* Input *
--- START ---

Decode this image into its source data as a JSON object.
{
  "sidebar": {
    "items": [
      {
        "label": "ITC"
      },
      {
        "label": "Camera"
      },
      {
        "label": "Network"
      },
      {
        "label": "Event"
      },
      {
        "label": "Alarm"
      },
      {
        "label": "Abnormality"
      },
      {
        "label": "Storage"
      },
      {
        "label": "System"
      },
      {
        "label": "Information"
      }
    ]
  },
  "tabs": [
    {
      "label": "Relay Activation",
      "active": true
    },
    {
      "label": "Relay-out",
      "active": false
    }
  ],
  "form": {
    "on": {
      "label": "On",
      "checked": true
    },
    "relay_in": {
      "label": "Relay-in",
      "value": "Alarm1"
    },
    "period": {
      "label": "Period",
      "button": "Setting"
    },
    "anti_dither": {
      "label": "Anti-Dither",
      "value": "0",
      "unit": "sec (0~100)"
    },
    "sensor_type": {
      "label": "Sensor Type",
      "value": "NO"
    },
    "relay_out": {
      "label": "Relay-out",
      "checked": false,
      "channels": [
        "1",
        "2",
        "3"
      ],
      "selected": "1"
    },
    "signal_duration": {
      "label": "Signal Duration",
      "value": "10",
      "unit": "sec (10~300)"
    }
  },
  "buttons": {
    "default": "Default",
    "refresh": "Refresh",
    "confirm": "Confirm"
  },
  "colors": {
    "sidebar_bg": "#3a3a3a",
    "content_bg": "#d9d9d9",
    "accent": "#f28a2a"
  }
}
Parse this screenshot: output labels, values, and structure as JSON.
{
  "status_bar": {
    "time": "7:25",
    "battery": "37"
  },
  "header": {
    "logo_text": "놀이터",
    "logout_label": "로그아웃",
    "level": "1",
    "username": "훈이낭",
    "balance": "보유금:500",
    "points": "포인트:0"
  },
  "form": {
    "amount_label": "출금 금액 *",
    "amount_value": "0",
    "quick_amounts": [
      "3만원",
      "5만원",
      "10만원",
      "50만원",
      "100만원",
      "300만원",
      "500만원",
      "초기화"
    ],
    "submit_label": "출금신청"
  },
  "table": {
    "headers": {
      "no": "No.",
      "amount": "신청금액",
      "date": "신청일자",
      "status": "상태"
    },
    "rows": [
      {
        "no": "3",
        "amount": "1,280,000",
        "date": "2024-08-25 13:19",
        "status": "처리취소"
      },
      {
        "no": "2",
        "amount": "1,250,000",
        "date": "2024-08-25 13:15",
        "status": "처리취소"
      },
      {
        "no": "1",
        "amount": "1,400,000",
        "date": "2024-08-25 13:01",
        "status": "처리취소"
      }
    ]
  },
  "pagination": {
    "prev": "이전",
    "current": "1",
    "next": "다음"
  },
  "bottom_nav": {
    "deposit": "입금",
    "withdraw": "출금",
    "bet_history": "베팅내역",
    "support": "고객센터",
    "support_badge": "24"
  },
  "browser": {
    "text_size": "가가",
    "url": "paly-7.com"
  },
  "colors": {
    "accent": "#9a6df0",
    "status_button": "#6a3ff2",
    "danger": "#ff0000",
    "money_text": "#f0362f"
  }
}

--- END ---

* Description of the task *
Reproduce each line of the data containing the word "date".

* Solution for this exercise *
      "date": "신청일자",
        "date": "2024-08-25 13:19",
        "date": "2024-08-25 13:15",
        "date": "2024-08-25 13:01",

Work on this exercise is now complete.